Criminals are quick to exploit the ignorance and vulnerability of their victims. The recent proliferation of devices, from smartphones and tablets to web-connected appliances, has opened us all up to even greater risks.
Yet by simply following a few common sense rules, you can drastically reduce your exposure and the risk of being taken in by these fraudsters.
We are seeing criminals trying to cash in on the coronavirus outbreak.
With surgical masks and other medical supplies in high demand yet difficult to find in retail stores, fake shops, websites, social media accounts and email addresses claiming to sell these items have sprung up online.
But instead of receiving the promised masks and supplies, unsuspecting victims have seen their money disappear into the hands of the criminals involved.
Criminals are also using telephone deception to carry out financial frauds – they will call victims pretending to work for a hospital or medical clinic, claiming that a relative of the victim has fallen sick with the virus and request payments for medical treatment.
In many cases, the fraudsters impersonate legitimate companies, using similar names, websites and email addresses in their attempt to trick unsuspecting members of the public, even reaching out proactively via emails and messages on social media platforms.
If you are looking to buy medical supplies online, or receive emails or links offering medical support, be alert to the signs of a potential scam to protect yourself and your money.
- Independently verify the company/individual offering the items before making any purchases;
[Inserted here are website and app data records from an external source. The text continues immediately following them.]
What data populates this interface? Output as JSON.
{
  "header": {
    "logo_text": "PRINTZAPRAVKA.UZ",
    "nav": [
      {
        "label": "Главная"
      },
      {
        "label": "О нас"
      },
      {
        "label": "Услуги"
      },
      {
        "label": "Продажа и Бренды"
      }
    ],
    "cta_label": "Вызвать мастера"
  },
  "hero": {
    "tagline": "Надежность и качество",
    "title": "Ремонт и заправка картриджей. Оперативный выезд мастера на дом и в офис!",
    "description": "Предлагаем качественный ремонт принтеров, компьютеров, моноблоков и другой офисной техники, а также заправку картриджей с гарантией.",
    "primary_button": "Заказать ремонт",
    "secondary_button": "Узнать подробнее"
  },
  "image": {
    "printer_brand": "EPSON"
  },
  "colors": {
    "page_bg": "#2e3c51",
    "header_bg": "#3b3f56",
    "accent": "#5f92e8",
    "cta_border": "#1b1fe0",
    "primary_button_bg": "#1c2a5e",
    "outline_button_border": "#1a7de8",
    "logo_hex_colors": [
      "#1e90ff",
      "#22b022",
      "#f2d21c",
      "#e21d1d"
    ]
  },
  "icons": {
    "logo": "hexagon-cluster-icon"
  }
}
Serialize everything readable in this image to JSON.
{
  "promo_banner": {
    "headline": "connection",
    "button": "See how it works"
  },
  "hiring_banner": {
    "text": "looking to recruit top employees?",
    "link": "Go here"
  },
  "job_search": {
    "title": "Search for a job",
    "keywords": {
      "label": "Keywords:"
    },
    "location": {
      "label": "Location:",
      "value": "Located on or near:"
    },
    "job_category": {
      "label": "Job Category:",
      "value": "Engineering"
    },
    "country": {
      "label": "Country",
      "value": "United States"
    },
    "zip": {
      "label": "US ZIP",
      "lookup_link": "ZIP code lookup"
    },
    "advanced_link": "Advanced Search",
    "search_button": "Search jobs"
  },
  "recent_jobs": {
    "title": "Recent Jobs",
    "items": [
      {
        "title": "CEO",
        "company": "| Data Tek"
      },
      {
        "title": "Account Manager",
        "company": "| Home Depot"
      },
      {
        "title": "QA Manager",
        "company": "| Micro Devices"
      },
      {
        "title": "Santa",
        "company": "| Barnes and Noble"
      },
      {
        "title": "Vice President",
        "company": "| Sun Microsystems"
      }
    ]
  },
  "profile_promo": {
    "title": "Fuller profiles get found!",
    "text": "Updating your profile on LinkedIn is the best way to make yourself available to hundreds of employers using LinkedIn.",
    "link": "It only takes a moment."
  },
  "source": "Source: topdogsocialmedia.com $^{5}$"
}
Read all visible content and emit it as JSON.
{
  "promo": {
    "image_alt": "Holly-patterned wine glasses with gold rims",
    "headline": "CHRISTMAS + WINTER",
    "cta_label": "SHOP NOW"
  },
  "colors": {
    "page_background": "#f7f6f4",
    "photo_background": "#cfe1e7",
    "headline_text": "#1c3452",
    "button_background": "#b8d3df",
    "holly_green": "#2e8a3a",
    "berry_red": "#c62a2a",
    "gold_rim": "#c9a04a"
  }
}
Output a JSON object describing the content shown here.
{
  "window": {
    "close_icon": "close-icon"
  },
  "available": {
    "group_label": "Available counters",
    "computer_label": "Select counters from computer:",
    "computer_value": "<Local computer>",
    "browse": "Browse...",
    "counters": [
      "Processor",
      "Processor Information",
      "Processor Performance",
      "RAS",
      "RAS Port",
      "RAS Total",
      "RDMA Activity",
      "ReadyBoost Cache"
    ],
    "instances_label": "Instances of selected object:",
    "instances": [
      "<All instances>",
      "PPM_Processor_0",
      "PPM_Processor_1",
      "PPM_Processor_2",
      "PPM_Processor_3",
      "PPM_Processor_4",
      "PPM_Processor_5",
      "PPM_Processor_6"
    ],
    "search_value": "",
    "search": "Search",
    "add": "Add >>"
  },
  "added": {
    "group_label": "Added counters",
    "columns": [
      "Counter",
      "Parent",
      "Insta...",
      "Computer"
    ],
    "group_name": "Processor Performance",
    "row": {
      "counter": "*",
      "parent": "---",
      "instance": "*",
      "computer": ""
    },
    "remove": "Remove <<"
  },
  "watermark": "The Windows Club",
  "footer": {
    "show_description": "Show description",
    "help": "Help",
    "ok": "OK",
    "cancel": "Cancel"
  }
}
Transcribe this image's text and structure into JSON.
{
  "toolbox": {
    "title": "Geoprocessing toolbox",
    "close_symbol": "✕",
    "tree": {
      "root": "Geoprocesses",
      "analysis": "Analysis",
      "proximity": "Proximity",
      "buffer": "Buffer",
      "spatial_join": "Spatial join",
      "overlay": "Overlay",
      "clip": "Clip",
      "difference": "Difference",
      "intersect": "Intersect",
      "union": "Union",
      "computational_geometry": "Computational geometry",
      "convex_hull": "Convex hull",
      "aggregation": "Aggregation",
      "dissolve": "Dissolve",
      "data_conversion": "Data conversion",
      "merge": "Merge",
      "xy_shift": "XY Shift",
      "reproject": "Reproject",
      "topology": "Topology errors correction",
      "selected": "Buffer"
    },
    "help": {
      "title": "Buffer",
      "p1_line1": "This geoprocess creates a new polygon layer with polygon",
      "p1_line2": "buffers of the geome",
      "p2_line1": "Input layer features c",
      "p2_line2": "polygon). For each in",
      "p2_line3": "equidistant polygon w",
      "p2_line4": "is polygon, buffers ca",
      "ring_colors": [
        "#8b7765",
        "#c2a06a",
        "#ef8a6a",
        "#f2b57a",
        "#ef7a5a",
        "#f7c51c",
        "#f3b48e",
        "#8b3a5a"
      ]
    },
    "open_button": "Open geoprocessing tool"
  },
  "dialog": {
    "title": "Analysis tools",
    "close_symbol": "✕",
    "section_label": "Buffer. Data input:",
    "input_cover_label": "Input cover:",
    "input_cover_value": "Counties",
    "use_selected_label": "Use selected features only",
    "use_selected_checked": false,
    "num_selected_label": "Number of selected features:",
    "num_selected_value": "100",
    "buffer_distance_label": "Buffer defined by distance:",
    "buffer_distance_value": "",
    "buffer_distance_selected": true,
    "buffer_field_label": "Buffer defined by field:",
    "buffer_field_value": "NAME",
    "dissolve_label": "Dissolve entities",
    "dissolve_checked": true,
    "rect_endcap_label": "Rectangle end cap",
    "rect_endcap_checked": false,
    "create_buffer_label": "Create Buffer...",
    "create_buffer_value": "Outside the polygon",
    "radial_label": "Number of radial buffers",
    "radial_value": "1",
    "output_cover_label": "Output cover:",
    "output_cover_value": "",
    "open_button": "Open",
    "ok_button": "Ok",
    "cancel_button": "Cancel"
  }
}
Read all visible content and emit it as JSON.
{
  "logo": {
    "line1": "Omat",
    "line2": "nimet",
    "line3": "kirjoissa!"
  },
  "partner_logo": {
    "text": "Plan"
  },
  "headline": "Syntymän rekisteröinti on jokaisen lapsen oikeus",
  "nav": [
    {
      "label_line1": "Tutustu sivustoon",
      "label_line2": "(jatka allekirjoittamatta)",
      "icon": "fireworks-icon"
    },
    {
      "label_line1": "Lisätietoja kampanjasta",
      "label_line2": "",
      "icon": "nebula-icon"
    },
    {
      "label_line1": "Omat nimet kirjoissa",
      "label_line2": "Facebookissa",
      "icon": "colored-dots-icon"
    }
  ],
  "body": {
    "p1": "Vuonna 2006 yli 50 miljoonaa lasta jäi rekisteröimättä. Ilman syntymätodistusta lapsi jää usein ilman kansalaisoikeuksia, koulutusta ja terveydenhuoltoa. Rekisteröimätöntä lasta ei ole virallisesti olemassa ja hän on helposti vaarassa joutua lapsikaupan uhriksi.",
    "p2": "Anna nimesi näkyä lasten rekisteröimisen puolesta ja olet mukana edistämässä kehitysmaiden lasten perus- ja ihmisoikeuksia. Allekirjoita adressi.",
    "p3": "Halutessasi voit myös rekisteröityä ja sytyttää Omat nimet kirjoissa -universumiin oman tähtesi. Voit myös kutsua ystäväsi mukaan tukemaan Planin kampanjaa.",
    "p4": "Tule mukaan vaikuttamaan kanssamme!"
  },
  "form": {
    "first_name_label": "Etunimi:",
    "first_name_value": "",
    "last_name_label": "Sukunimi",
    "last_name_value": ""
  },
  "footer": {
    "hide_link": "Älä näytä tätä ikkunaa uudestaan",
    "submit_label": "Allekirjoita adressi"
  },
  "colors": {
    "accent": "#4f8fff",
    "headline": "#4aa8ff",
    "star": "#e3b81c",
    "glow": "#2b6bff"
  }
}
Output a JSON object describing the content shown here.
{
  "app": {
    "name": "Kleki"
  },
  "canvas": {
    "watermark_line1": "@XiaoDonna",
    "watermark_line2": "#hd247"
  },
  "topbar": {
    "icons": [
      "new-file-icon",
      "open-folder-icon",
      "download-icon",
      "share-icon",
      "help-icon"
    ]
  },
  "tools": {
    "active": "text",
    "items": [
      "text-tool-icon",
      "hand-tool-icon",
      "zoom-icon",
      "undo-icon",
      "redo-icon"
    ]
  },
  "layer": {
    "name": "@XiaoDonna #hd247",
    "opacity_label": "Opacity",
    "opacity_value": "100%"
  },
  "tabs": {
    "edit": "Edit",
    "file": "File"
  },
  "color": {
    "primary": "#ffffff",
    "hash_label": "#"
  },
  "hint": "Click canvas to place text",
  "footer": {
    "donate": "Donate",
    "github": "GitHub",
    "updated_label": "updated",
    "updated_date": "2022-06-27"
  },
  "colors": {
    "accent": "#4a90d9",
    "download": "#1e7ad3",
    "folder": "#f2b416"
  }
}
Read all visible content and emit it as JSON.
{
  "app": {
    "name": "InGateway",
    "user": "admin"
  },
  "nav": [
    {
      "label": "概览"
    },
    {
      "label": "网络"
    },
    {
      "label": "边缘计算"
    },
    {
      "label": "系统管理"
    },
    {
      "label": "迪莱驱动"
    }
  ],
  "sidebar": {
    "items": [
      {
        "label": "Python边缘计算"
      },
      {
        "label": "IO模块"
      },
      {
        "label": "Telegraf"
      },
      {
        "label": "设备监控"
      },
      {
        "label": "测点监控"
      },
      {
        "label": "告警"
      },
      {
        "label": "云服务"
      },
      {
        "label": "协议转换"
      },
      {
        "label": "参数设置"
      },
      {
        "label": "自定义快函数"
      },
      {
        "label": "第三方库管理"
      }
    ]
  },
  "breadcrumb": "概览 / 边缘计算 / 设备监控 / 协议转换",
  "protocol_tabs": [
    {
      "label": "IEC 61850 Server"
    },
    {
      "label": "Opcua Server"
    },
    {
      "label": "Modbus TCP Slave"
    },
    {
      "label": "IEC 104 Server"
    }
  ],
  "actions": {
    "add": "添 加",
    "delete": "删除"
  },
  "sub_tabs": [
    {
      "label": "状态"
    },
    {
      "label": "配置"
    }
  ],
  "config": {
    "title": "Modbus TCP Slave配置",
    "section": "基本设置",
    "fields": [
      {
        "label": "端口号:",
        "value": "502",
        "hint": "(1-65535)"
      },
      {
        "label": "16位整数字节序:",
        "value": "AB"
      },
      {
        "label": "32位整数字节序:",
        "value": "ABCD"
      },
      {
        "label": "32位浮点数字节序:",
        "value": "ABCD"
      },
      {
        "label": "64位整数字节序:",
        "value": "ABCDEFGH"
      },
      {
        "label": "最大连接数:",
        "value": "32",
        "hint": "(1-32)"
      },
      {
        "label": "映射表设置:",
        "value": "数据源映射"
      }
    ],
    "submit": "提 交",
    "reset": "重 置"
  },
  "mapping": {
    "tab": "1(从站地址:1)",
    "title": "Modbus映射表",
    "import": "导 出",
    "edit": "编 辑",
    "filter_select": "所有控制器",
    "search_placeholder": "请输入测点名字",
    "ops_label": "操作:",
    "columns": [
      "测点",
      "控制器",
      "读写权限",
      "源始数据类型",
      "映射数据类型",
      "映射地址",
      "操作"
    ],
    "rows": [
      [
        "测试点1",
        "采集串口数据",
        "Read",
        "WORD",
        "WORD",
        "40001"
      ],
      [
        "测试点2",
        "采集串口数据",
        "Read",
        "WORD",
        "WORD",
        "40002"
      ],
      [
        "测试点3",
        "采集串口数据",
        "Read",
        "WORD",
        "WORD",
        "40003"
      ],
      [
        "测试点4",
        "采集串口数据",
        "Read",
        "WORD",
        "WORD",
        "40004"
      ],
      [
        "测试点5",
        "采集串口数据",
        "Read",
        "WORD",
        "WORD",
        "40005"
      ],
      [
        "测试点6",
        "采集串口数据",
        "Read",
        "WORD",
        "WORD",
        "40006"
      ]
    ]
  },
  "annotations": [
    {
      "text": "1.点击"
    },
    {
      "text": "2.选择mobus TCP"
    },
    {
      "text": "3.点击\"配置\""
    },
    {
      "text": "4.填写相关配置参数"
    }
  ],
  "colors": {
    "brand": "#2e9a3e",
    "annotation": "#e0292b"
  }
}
- Be aware of bogus websites – criminals will often use a web address which looks almost identical to the legitimate one, e.g. ‘abc.org’ instead of ‘abc.com’;
- Check online reviews of a company before making a purchase – for example, have there been complaints of other customers not receiving the promised items?;
- Be wary if asked to make a payment to a bank account located in a different country than where the company is located;
- If you believe you have been the victim of fraud, alert your bank immediately so the payment can be stopped.
- Do not click on links or open attachments which you were not expecting to receive, or come from an unknown sender;
- Be wary of unsolicited emails offering medical equipment or requesting your personal information for medical checks – legitimate health authorities do not normally contact the general public in this manner.
In non-delivery fraud, criminals promise victims highly sought-after goods, accept payment, then never deliver. While the principle is simple, the fraud scheme is often sophisticated. Criminals can adapt a well-established modus operandi to suit any product, whether it is medical equipment, puppies, office supplies or electronics.
Read: 5 reasons non-delivery fraud works
Random victims are contacted by a criminal claiming to be a friend, relative or someone in a position of authority and tricked into parting with money.
- DON’T panic! If you receive a call saying a friend or relative is in trouble, first try to check the identity of the caller but don’t call back the same number.
- DON’T give any personal or confidential information over the phone.
- DON’T trust someone who claims to be a government official or law enforcement officer; they never demand payment or confidential information. DO contact your local police to check.
Criminals develop a “relationship” with victims through social media with the ultimate goal of obtaining money.
- DO be vigilant if you are approached by someone you don’t know, especially if it leads to a request for money.
- DO think twice before transferring money, however genuine the request might seem.
- DON’T disclose personal/confidential information on social media.
Investment/Boiler room fraud
Victims are pressured into investing in fraudulent or worthless shares.
- DO be skeptical if you receive a cold call on investment opportunities.
- DO verify the authenticity of investment products and consult an independent financial advisor.
- DON’T transfer money to anyone simply based on a call.
Victims (often men) are tricked by an attractive stranger into participating in naked videos chats which are secretly recorded and subsequently used for blackmail.
- DO remember that nothing is private on the web and data cannot be erased.
- DO ask pertinent questions and try to verify the identity of anyone who approaches you.
- If you do receive a blackmail threat, DON’T pay up, report it to the police.
- DO keep your cards safe. Regularly check your bank/credit card accounts.
- DO look carefully at ATMs and payment terminals to make sure there are no suspicious objects around the card slot.
- DO keep your distance from other people when using payment terminals.
- DON’T disclose your PIN/passwords. Banks will never ask you for this over the phone or by email.
- DON’T provide bank details unless you initiated the payment process.
- If you are contacted by your bank to update details or take advantage of a special offer, DON’T click on the link in the email. Check out the legitimate website or contact the bank.
- DON’T make a payment online or do any online banking if you are connected to public Wi-Fi, as your information can be easily stolen.
- DO be suspicious if you are asked to let someone else use your bank account.
- DO be wary of cash transactions concerning large amounts of money, there are much more secure payment methods available.
- DON’T let yourself be manipulated. Criminal syndicates often operate by developing relationships with their victims before tricking them into handling money